Scan the lines below for the string "Schäden" and copy every one that has it.

◆ ◆ ◆ ◆

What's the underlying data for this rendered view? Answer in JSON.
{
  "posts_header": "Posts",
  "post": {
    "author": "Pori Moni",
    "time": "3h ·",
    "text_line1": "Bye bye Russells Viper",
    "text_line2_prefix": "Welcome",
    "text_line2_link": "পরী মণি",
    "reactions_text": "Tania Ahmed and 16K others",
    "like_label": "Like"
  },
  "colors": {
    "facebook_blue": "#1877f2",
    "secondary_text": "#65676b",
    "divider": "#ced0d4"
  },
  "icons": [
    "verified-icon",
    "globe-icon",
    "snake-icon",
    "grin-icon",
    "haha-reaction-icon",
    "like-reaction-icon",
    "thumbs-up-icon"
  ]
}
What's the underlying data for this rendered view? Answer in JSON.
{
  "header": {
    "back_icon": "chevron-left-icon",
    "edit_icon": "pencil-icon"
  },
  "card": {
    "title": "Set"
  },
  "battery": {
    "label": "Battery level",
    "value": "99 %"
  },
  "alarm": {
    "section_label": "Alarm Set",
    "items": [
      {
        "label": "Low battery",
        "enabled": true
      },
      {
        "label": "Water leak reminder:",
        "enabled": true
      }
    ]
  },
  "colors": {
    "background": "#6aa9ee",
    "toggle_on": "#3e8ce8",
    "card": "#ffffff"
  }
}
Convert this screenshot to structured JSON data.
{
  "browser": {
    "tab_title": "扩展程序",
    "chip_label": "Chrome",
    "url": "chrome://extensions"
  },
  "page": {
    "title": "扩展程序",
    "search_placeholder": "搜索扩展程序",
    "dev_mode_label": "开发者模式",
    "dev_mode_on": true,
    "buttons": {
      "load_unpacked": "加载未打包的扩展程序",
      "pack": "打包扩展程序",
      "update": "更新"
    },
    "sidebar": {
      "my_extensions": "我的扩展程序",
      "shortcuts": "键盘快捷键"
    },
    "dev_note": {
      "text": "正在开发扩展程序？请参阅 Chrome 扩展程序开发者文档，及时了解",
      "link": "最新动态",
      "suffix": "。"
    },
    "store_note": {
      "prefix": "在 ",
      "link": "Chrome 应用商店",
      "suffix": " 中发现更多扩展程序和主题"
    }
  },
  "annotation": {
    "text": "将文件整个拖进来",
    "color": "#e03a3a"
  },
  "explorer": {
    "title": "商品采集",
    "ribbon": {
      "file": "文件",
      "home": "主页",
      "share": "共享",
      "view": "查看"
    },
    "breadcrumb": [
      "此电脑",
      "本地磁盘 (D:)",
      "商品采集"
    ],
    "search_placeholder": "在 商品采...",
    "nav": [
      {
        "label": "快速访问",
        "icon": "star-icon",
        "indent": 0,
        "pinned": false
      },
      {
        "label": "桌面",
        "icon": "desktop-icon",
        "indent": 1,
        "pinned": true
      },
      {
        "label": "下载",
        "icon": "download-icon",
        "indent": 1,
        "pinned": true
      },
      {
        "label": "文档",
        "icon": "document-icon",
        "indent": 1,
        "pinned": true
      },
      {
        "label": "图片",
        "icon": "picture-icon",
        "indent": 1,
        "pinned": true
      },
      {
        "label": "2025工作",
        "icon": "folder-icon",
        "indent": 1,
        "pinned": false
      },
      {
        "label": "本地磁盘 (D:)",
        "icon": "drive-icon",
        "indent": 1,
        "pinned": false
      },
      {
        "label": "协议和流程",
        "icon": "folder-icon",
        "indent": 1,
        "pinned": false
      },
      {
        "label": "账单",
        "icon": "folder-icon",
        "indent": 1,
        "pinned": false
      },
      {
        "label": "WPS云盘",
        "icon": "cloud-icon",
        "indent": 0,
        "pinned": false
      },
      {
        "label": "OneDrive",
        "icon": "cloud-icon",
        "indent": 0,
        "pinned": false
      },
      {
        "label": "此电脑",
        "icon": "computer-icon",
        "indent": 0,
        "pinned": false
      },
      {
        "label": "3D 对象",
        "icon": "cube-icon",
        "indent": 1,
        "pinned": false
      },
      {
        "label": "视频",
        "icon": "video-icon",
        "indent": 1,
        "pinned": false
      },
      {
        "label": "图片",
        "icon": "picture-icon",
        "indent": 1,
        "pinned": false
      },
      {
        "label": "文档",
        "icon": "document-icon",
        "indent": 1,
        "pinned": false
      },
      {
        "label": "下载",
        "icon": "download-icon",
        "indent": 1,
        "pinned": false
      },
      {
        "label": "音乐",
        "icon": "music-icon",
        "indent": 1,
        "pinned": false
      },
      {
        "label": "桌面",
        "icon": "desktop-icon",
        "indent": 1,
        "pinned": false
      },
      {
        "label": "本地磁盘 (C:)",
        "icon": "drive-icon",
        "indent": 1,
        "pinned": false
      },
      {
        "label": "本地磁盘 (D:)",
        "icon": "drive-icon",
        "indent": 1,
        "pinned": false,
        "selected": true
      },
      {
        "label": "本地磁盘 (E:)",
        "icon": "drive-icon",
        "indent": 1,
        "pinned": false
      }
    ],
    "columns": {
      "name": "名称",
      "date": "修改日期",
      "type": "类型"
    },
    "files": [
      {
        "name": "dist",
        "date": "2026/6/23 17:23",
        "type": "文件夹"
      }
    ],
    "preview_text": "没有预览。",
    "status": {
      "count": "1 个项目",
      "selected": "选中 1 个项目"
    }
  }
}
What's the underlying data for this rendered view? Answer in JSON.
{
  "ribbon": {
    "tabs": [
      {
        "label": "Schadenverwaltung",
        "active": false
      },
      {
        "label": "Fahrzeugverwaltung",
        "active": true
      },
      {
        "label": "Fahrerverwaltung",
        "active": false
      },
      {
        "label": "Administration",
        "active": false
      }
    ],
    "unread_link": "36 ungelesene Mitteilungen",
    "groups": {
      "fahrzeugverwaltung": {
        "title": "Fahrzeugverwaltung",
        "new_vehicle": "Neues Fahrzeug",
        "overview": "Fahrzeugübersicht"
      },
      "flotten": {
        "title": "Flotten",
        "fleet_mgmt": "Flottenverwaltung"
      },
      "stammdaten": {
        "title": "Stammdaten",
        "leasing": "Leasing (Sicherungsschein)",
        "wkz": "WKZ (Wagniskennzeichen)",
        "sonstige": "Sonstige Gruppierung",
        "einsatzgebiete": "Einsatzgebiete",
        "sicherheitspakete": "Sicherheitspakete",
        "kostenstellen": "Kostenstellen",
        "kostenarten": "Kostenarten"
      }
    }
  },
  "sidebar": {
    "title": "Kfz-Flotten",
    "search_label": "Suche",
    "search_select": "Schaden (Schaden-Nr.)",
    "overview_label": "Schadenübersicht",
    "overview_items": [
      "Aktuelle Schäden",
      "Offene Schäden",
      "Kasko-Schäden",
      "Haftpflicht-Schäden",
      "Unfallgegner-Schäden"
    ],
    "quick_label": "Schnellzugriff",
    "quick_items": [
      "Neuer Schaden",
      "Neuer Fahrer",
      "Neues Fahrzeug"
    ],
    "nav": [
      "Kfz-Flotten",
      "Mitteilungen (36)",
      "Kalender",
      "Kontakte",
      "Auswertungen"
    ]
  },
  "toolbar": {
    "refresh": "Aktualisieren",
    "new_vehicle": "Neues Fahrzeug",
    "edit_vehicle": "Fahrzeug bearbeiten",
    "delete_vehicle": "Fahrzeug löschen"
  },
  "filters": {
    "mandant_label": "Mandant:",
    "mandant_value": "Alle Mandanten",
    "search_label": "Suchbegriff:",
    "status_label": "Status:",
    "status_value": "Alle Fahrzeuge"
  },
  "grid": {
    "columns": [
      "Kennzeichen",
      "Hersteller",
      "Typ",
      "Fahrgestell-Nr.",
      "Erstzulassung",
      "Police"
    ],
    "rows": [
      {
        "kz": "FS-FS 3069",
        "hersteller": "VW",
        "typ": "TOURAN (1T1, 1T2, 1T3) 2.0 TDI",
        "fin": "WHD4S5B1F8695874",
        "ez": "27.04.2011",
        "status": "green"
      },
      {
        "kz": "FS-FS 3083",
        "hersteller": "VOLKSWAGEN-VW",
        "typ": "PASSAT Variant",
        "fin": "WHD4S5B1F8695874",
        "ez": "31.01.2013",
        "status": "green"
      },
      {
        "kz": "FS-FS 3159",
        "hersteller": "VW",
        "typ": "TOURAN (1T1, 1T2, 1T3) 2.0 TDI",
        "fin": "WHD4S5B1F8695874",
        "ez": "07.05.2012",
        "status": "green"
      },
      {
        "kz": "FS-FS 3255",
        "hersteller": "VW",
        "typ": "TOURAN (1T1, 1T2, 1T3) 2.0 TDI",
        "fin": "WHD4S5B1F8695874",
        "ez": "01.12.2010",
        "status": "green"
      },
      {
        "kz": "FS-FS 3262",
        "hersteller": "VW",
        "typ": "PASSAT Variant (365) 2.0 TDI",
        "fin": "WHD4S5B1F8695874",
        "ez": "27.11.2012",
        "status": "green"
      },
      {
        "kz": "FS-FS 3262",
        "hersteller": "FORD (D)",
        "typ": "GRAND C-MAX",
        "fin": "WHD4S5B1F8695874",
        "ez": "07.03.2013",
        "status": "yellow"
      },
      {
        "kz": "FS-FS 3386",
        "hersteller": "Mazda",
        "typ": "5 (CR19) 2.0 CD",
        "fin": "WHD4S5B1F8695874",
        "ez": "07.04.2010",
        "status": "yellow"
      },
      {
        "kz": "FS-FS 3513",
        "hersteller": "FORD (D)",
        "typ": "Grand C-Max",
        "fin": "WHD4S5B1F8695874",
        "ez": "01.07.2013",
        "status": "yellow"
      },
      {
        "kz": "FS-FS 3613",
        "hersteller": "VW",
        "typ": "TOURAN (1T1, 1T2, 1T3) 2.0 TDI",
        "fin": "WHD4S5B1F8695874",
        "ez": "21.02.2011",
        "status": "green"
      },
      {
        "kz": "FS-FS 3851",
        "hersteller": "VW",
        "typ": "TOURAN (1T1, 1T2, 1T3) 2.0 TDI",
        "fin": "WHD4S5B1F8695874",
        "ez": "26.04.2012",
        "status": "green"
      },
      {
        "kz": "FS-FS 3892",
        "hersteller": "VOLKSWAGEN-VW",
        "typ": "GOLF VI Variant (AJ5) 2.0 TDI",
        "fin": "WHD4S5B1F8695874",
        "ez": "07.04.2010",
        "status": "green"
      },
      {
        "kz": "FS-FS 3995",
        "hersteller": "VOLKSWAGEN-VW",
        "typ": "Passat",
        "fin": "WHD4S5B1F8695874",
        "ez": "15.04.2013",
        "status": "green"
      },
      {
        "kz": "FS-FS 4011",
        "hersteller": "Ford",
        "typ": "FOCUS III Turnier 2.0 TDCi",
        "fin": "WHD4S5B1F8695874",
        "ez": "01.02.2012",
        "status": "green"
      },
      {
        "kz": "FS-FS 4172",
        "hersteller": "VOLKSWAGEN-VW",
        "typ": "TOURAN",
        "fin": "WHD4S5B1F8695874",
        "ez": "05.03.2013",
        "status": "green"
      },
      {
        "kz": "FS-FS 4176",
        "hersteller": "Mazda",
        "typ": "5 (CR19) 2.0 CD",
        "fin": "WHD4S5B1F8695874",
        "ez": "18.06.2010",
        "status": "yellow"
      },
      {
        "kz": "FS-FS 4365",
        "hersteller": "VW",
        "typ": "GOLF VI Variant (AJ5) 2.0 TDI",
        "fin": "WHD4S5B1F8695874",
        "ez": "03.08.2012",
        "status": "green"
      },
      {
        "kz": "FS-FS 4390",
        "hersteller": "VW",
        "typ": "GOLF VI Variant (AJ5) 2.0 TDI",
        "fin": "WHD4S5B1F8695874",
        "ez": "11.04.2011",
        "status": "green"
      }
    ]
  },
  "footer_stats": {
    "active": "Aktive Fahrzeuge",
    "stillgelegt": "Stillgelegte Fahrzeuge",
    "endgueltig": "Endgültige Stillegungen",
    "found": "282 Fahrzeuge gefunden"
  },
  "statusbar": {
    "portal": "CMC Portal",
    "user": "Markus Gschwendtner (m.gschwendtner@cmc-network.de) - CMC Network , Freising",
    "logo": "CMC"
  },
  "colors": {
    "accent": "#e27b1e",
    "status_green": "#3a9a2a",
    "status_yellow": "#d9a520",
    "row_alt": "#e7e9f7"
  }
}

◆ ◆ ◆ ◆

§ REPLY
      "Aktuelle Schäden",
      "Offene Schäden",
      "Kasko-Schäden",
      "Haftpflicht-Schäden",
      "Unfallgegner-Schäden"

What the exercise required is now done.